Sophia was born into poverty in Soviet-era Russia, and into a painfully difficult childhood. Her mother abused alcohol and was soon stripped of her parental custody. Her father was well-intentioned but neglectful, forcing her to be her own caretaker - both physically and emotionally - and ...more
This is Sophia’s debut book; a memoir of her life and I feel memoirs cannot be given ratings like a fictional book, because this is her story, she lived it and she is gifting it to us and I am grateful she did. Release Date February 2019
Sophia elegantly and lyrically takes us on the journey of her life, what it was like for her to live without her mother. A mother she was taken from; because her mother was an alcoholic. A father she was forced to live with, a father who was abusive and took her ...more
Sophia Shalmiyev starts her story pining for her absent Russian mother and then pivots through other parts of her unmoored life with the spark of a poet and the fire of an immigrant riot grrrl. This isn't the tightest memoir in the world but screw tidiness; when Shalmiyev deliberately drives her story off the rails it's in the most sensational and entertaining style. The parts about her own experiences as a mother and her early years in the northwest are vivid and moving. There's also a nice sma ...more
Intense emotion; a compelling, tangible rendering of a tough childhood in late-Soviet Union Leningrad; an extended meditation on the mother-child bond; elliptical, vignette-heavy structure; poetic writing. I found much of it powerful but the images/metaphors felt piled on a bit past my endurance at times and could have an alienating effect, though I admire the ambition and effort. I'm also not 100% convinced by the narrator's persona--something seemed vaguely false or lacking, not just ...more

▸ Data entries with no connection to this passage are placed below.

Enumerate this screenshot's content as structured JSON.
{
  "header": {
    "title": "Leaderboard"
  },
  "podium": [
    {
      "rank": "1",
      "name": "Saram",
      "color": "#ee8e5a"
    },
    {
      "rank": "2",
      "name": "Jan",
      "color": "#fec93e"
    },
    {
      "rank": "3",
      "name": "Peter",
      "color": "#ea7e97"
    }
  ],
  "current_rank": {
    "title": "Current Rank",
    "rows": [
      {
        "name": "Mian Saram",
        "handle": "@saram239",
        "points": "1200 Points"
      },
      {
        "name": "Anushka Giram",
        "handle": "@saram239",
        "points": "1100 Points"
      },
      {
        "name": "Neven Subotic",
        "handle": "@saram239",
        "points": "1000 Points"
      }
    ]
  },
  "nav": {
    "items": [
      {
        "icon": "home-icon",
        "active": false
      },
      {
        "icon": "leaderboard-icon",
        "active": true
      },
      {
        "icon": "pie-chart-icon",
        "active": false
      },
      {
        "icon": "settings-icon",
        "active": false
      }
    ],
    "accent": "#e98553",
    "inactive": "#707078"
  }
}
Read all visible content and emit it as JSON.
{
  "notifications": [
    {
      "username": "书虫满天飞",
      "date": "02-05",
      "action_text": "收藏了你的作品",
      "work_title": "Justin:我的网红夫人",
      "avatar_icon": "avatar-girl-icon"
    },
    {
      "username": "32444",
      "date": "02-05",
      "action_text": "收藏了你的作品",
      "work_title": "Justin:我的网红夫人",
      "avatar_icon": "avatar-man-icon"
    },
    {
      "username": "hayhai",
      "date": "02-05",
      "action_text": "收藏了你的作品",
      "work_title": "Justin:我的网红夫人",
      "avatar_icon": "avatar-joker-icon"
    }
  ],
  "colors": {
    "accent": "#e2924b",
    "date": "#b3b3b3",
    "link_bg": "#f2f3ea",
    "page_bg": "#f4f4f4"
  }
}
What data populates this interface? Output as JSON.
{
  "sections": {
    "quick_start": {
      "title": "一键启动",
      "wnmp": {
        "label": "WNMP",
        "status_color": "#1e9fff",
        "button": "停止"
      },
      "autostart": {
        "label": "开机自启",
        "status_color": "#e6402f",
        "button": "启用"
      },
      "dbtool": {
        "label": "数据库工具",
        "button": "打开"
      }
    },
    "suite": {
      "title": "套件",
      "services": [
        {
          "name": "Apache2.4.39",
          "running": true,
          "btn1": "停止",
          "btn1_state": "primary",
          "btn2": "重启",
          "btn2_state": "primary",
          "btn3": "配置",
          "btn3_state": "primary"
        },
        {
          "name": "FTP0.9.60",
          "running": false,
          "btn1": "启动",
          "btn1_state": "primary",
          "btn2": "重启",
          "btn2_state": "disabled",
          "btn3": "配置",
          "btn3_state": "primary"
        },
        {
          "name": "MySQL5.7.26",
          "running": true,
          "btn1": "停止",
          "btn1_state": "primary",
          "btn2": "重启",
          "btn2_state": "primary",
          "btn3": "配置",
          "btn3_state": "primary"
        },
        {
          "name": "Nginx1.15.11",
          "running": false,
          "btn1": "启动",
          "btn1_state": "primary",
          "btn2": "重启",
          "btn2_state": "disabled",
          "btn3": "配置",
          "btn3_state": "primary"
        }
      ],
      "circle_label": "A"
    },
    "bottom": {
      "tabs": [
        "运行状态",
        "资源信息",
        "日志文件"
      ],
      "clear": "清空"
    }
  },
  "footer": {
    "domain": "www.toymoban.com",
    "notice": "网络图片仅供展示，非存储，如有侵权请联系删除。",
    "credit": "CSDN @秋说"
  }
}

A Gutting, Poetic and Brilliant Memoir!
Memoirs like this affirm why Memoir is my favorite genre!
The way Shalmiyev has constructed her life story is so alluring. How she grew up without a mother and the emptiness and longing that created to then becoming a mother herself, with reflections on her tramatic childhood and her journey of emigrating to America with her neglectful father.
This is seriously one of the best memoirs I have ever read. It's beautiful written with intoxicating prose! It's gut ...more
By all accounts, I should have loved this book as it ticks all my boxes; I generally enjoy memoirs written by women and those that focus a mother-daughter relationship particularly, I love memoirs that are told mostly unchronologically and academically, hell, I adored the first sentences (“Russian sentences begin backwards. When I learned English well enough to love it, I realized my inner tongue was running in the wrong direction.”) but somehow this did not translate into me getting on with the ...more
It's always hard to review a memoir because you are commenting on someone's life. In this case, I think there's a terrific story here but the method of telling it was not, at least for me. It's unconventional, to be sure, to write a memoir comprising fragments of poetry and vignettes. Oh and feminist figures. It can also be challenging for the reader to follow. Shalmiyev has written thoughtfully about the loss of and search for her mother, who was left behind in the USSR as she and her father em ...more
I'm crying uncle. I cannot do this. I read the first quarter of the book, which is wall-to-wall rage and violence, much of it sexual, and explicitly so. There's a tremendous amount of potential here, because Shalmiyev is a true word smith. But when a writer mines her pain and rage to create a narrative, there still needs to be pacing, and there still needs to be an arc. This memoir, which I picked up again at the 80% mark but still didn't finish, is dialed into the maximum-horror setting from th ...more